The painting is depicts an anthropomorphic figure, which is seemingly dancing in a landscape that is empty and vast. The seminal work also goes ahead to depict a red carcass having some sort of iron reinforcement together with human hands. When you compare the canvas Max used on this painting with his other works, you will find that this painting is relatively smaller with the centre being the dominating area of the composition. The tower in the foreground is precariously balanced in such a way that it seems it was spinning but it has been halted. This style of painting was especially used by earlier artists to portray a notion of commitment to the subconscious and estrangement in surrealism but at the same time they were able to make their paintings contemporary.
Max was able to achieve some sort of stability in the painting by placing the seemingly unstable base with a relatively stable architecture of the top to be in internal conflict. The term Ubu Imperator loosely translates as Commander but Max contrasts this meaning with a figure that seems to lack some element of stability thus it is not a commanding figure in both life and art. His brushworks in the painting enabled him to create an art piece that managed to radiate a commanding presence that is seemingly beyond its scale.
Over his career, Max Ersnt was able to learn and get inspired by a number of great artists in history who were a key source of inspiration throughout his career. Some of the noteworthy names that played a significant role in shaping Max Ernst’s career include Vincent van Gogh, Marcel Duchamp, Caspar David Friedrich, Giorgio de Chirico and August Macke. Art movements like Dada and Surrealism also played a critical role in his career.
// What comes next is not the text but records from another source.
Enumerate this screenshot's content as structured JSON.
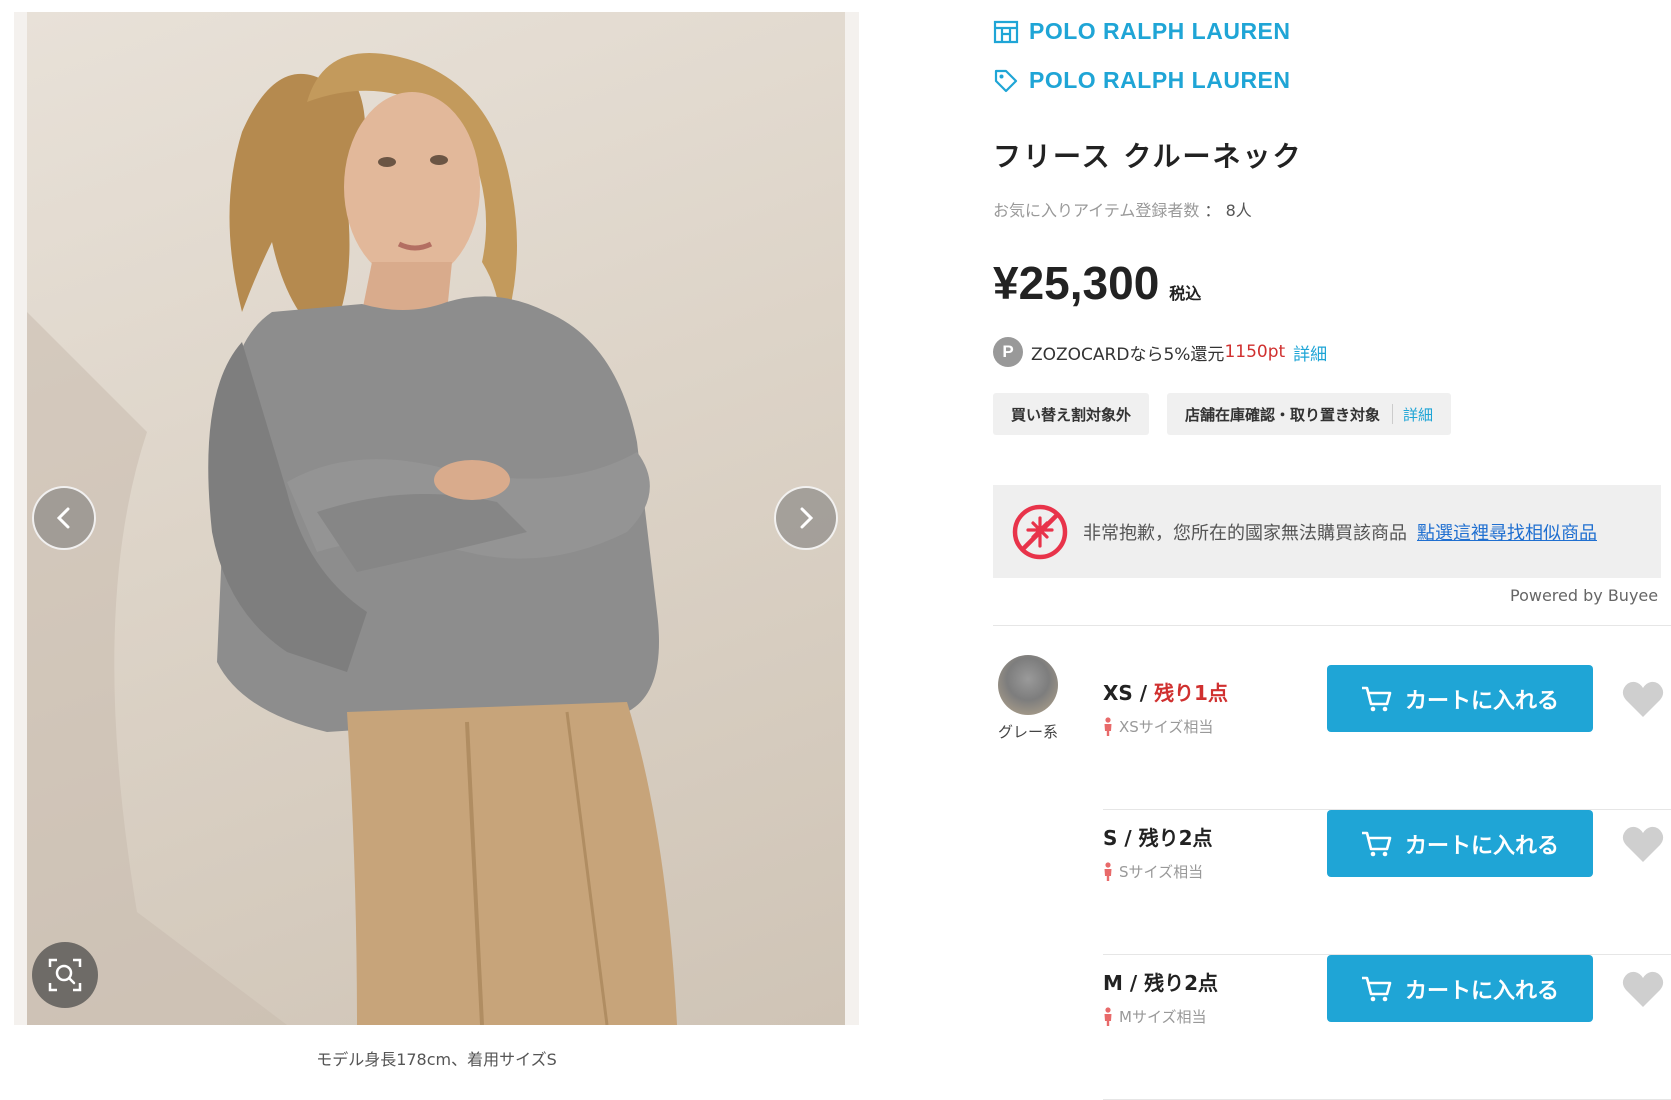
{
  "gallery": {
    "caption": "モデル身長178cm、着用サイズS"
  },
  "brand": {
    "shop_name": "POLO RALPH LAUREN",
    "brand_name": "POLO RALPH LAUREN"
  },
  "product": {
    "title": "フリース クルーネック",
    "favorites_label": "お気に入りアイテム登録者数",
    "favorites_sep": "：",
    "favorites_count": "8人",
    "price": "¥25,300",
    "tax_label": "税込"
  },
  "points": {
    "badge": "P",
    "text": "ZOZOCARDなら5%還元",
    "pt": "1150pt",
    "detail": "詳細"
  },
  "tags": {
    "trade_in": "買い替え割対象外",
    "store_stock": "店舗在庫確認・取り置き対象",
    "store_stock_detail": "詳細"
  },
  "notice": {
    "message": "非常抱歉，您所在的國家無法購買該商品",
    "link": "點選這裡尋找相似商品",
    "powered": "Powered by Buyee"
  },
  "color": {
    "name": "グレー系"
  },
  "sizes": [
    {
      "size": "XS",
      "sep": " / ",
      "stock": "残り1点",
      "fit": "XSサイズ相当",
      "button": "カートに入れる",
      "low_stock": true
    },
    {
      "size": "S",
      "sep": " / ",
      "stock": "残り2点",
      "fit": "Sサイズ相当",
      "button": "カートに入れる",
      "low_stock": false
    },
    {
      "size": "M",
      "sep": " / ",
      "stock": "残り2点",
      "fit": "Mサイズ相当",
      "button": "カートに入れる",
      "low_stock": false
    }
  ],
  "colors": {
    "accent": "#1fa5d6",
    "alert": "#d0302f"
  }
}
Such influences made him a notable name in the history of art, which directly influenced artists like Sigmar Polke, Willem de Kooning, Jackson Pollock and Cindy Sherman among other artists and influenced movements like Surrealism and Abstract Expressionism too.